Why I can't bind the 1023 port?

Ethan Benson erbenson at alaska.net
Tue Jun 11 18:02:38 EST 2002

On Mon, Jun 10, 2002 at 07:42:37PM +0000, Owen Stampflee wrote:
> On Tue, 2002-06-11 at 02:18, Daniel Lao wrote:
> > The running result was that I could not bind these ports: 1023, 1022, ...
> > but it was success in bind 1024 port.
> > And while I su to as the super-user, I could bind all these ports!
> > I am wondering if the ports were really protected, and how can I use the ports?
> Yes, ports < 1024 are reserved ports for "public" applications and only
> the superuser can bind them. To use them, you need to be a superuser. I
> am not familar with rcp (I would use scp even for local transfers) but
> it should be able to run on another port.

no it can't, thats why rcp must always be suid root, the entire
no-security model behind rcp/rlogin etc is `if its connecting *from* a
privileged port it can't lie to us about the user its trying to
connect as so we allow the connection'

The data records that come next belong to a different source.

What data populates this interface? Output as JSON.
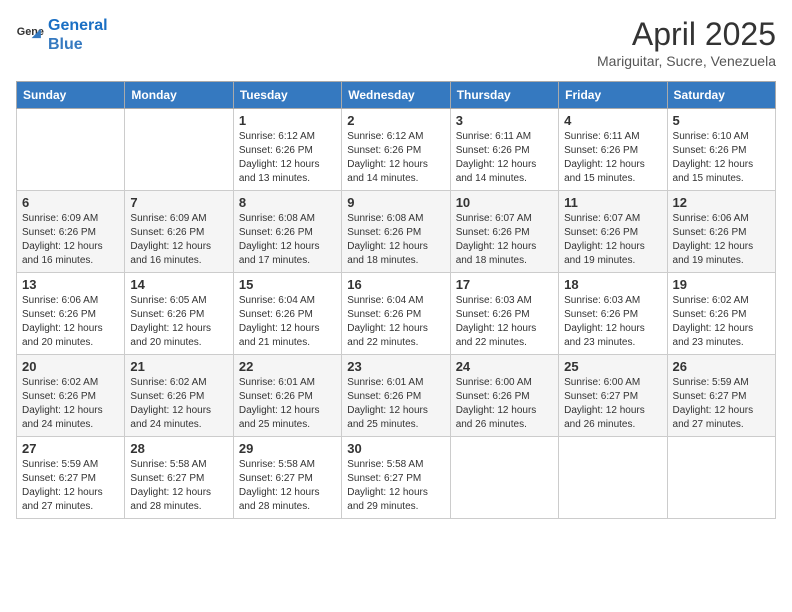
{
  "logo": {
    "line1": "General",
    "line2": "Blue"
  },
  "title": "April 2025",
  "subtitle": "Mariguitar, Sucre, Venezuela",
  "headers": [
    "Sunday",
    "Monday",
    "Tuesday",
    "Wednesday",
    "Thursday",
    "Friday",
    "Saturday"
  ],
  "weeks": [
    [
      {
        "day": "",
        "info": ""
      },
      {
        "day": "",
        "info": ""
      },
      {
        "day": "1",
        "info": "Sunrise: 6:12 AM\nSunset: 6:26 PM\nDaylight: 12 hours and 13 minutes."
      },
      {
        "day": "2",
        "info": "Sunrise: 6:12 AM\nSunset: 6:26 PM\nDaylight: 12 hours and 14 minutes."
      },
      {
        "day": "3",
        "info": "Sunrise: 6:11 AM\nSunset: 6:26 PM\nDaylight: 12 hours and 14 minutes."
      },
      {
        "day": "4",
        "info": "Sunrise: 6:11 AM\nSunset: 6:26 PM\nDaylight: 12 hours and 15 minutes."
      },
      {
        "day": "5",
        "info": "Sunrise: 6:10 AM\nSunset: 6:26 PM\nDaylight: 12 hours and 15 minutes."
      }
    ],
    [
      {
        "day": "6",
        "info": "Sunrise: 6:09 AM\nSunset: 6:26 PM\nDaylight: 12 hours and 16 minutes."
      },
      {
        "day": "7",
        "info": "Sunrise: 6:09 AM\nSunset: 6:26 PM\nDaylight: 12 hours and 16 minutes."
      },
      {
        "day": "8",
        "info": "Sunrise: 6:08 AM\nSunset: 6:26 PM\nDaylight: 12 hours and 17 minutes."
      },
      {
        "day": "9",
        "info": "Sunrise: 6:08 AM\nSunset: 6:26 PM\nDaylight: 12 hours and 18 minutes."
      },
      {
        "day": "10",
        "info": "Sunrise: 6:07 AM\nSunset: 6:26 PM\nDaylight: 12 hours and 18 minutes."
      },
      {
        "day": "11",
        "info": "Sunrise: 6:07 AM\nSunset: 6:26 PM\nDaylight: 12 hours and 19 minutes."
      },
      {
        "day": "12",
        "info": "Sunrise: 6:06 AM\nSunset: 6:26 PM\nDaylight: 12 hours and 19 minutes."
      }
    ],
    [
      {
        "day": "13",
        "info": "Sunrise: 6:06 AM\nSunset: 6:26 PM\nDaylight: 12 hours and 20 minutes."
      },
      {
        "day": "14",
        "info": "Sunrise: 6:05 AM\nSunset: 6:26 PM\nDaylight: 12 hours and 20 minutes."
      },
      {
        "day": "15",
        "info": "Sunrise: 6:04 AM\nSunset: 6:26 PM\nDaylight: 12 hours and 21 minutes."
      },
      {
        "day": "16",
        "info": "Sunrise: 6:04 AM\nSunset: 6:26 PM\nDaylight: 12 hours and 22 minutes."
      },
      {
        "day": "17",
        "info": "Sunrise: 6:03 AM\nSunset: 6:26 PM\nDaylight: 12 hours and 22 minutes."
      },
      {
        "day": "18",
        "info": "Sunrise: 6:03 AM\nSunset: 6:26 PM\nDaylight: 12 hours and 23 minutes."
      },
      {
        "day": "19",
        "info": "Sunrise: 6:02 AM\nSunset: 6:26 PM\nDaylight: 12 hours and 23 minutes."
      }
    ],
    [
      {
        "day": "20",
        "info": "Sunrise: 6:02 AM\nSunset: 6:26 PM\nDaylight: 12 hours and 24 minutes."
      },
      {
        "day": "21",
        "info": "Sunrise: 6:02 AM\nSunset: 6:26 PM\nDaylight: 12 hours and 24 minutes."
      },
      {
        "day": "22",
        "info": "Sunrise: 6:01 AM\nSunset: 6:26 PM\nDaylight: 12 hours and 25 minutes."
      },
      {
        "day": "23",
        "info": "Sunrise: 6:01 AM\nSunset: 6:26 PM\nDaylight: 12 hours and 25 minutes."
      },
      {
        "day": "24",
        "info": "Sunrise: 6:00 AM\nSunset: 6:26 PM\nDaylight: 12 hours and 26 minutes."
      },
      {
        "day": "25",
        "info": "Sunrise: 6:00 AM\nSunset: 6:27 PM\nDaylight: 12 hours and 26 minutes."
      },
      {
        "day": "26",
        "info": "Sunrise: 5:59 AM\nSunset: 6:27 PM\nDaylight: 12 hours and 27 minutes."
      }
    ],
    [
      {
        "day": "27",
        "info": "Sunrise: 5:59 AM\nSunset: 6:27 PM\nDaylight: 12 hours and 27 minutes."
      },
      {
        "day": "28",
        "info": "Sunrise: 5:58 AM\nSunset: 6:27 PM\nDaylight: 12 hours and 28 minutes."
      },
      {
        "day": "29",
        "info": "Sunrise: 5:58 AM\nSunset: 6:27 PM\nDaylight: 12 hours and 28 minutes."
      },
      {
        "day": "30",
        "info": "Sunrise: 5:58 AM\nSunset: 6:27 PM\nDaylight: 12 hours and 29 minutes."
      },
      {
        "day": "",
        "info": ""
      },
      {
        "day": "",
        "info": ""
      },
      {
        "day": "",
        "info": ""
      }
    ]
  ]
}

obviously this is completly flawed model and why you should use ssh/scp
and not rcp/rlogin.

Ethan Benson

** Sent via the linuxppc-dev mail list. See http://lists.linuxppc.org/

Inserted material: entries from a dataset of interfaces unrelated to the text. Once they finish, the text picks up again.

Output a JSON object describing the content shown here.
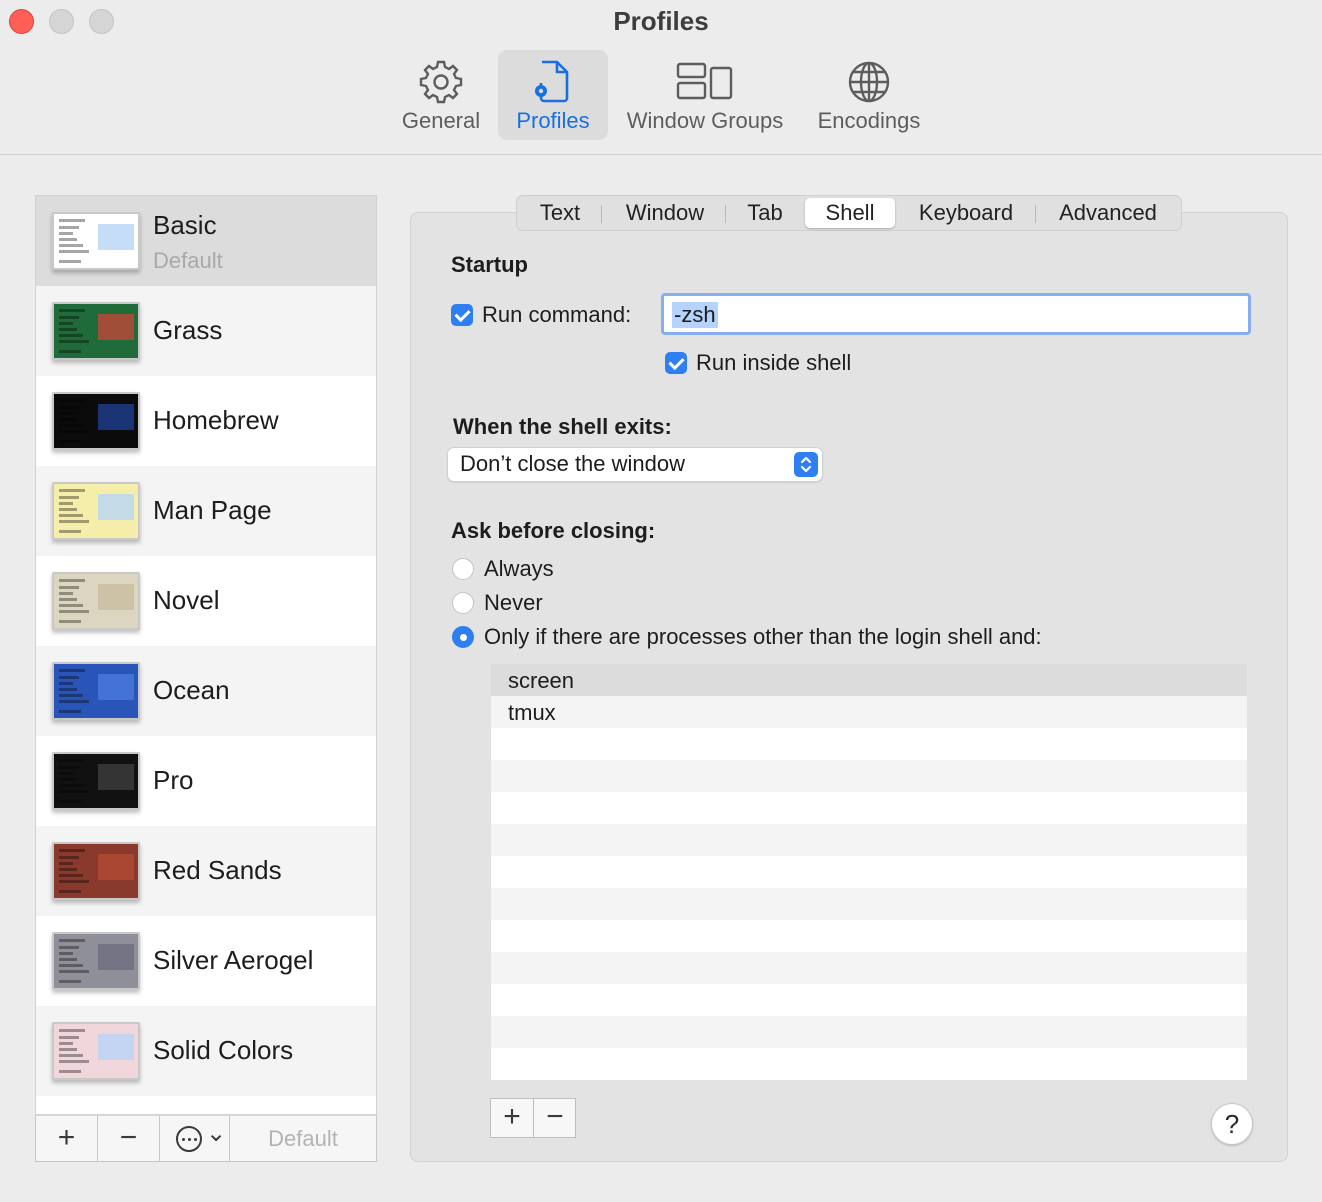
{
  "window": {
    "title": "Profiles"
  },
  "toolbar": {
    "items": [
      {
        "label": "General",
        "icon": "gear-icon"
      },
      {
        "label": "Profiles",
        "icon": "document-gear-icon",
        "selected": true
      },
      {
        "label": "Window Groups",
        "icon": "window-groups-icon"
      },
      {
        "label": "Encodings",
        "icon": "globe-icon"
      }
    ]
  },
  "profiles": [
    {
      "name": "Basic",
      "subtitle": "Default",
      "thumb_bg": "#ffffff",
      "accent": "#b8d4f5",
      "selected": true
    },
    {
      "name": "Grass",
      "subtitle": "",
      "thumb_bg": "#1f6b3a",
      "accent": "#c2473a"
    },
    {
      "name": "Homebrew",
      "subtitle": "",
      "thumb_bg": "#0b0b0b",
      "accent": "#1d3d8e"
    },
    {
      "name": "Man Page",
      "subtitle": "",
      "thumb_bg": "#f5eeab",
      "accent": "#b8d4f5"
    },
    {
      "name": "Novel",
      "subtitle": "",
      "thumb_bg": "#dcd6c0",
      "accent": "#c9bd9f"
    },
    {
      "name": "Ocean",
      "subtitle": "",
      "thumb_bg": "#2a55b8",
      "accent": "#4b7ae0"
    },
    {
      "name": "Pro",
      "subtitle": "",
      "thumb_bg": "#111111",
      "accent": "#3d3d3d"
    },
    {
      "name": "Red Sands",
      "subtitle": "",
      "thumb_bg": "#8a3a2c",
      "accent": "#b04b35"
    },
    {
      "name": "Silver Aerogel",
      "subtitle": "",
      "thumb_bg": "#8f8f99",
      "accent": "#6d6d80"
    },
    {
      "name": "Solid Colors",
      "subtitle": "",
      "thumb_bg": "#f1d7dc",
      "accent": "#b8d4f5"
    }
  ],
  "sidebar_buttons": {
    "add": "+",
    "remove": "−",
    "more_chevron": "⌄",
    "default": "Default"
  },
  "tabs": [
    {
      "label": "Text"
    },
    {
      "label": "Window"
    },
    {
      "label": "Tab"
    },
    {
      "label": "Shell",
      "active": true
    },
    {
      "label": "Keyboard"
    },
    {
      "label": "Advanced"
    }
  ],
  "shell": {
    "startup_heading": "Startup",
    "run_command_label": "Run command:",
    "run_command_checked": true,
    "run_command_value": "-zsh",
    "run_inside_shell_label": "Run inside shell",
    "run_inside_shell_checked": true,
    "exit_heading": "When the shell exits:",
    "exit_value": "Don’t close the window",
    "ask_heading": "Ask before closing:",
    "ask_options": [
      {
        "label": "Always",
        "selected": false
      },
      {
        "label": "Never",
        "selected": false
      },
      {
        "label": "Only if there are processes other than the login shell and:",
        "selected": true
      }
    ],
    "processes": [
      "screen",
      "tmux"
    ],
    "add_label": "+",
    "remove_label": "−",
    "help_label": "?"
  },
  "colors": {
    "accent": "#2e7ff2",
    "close": "#ff5f57",
    "selected_tab_text": "#1a6fe0"
  }
}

More information about the Linuxppc-dev mailing list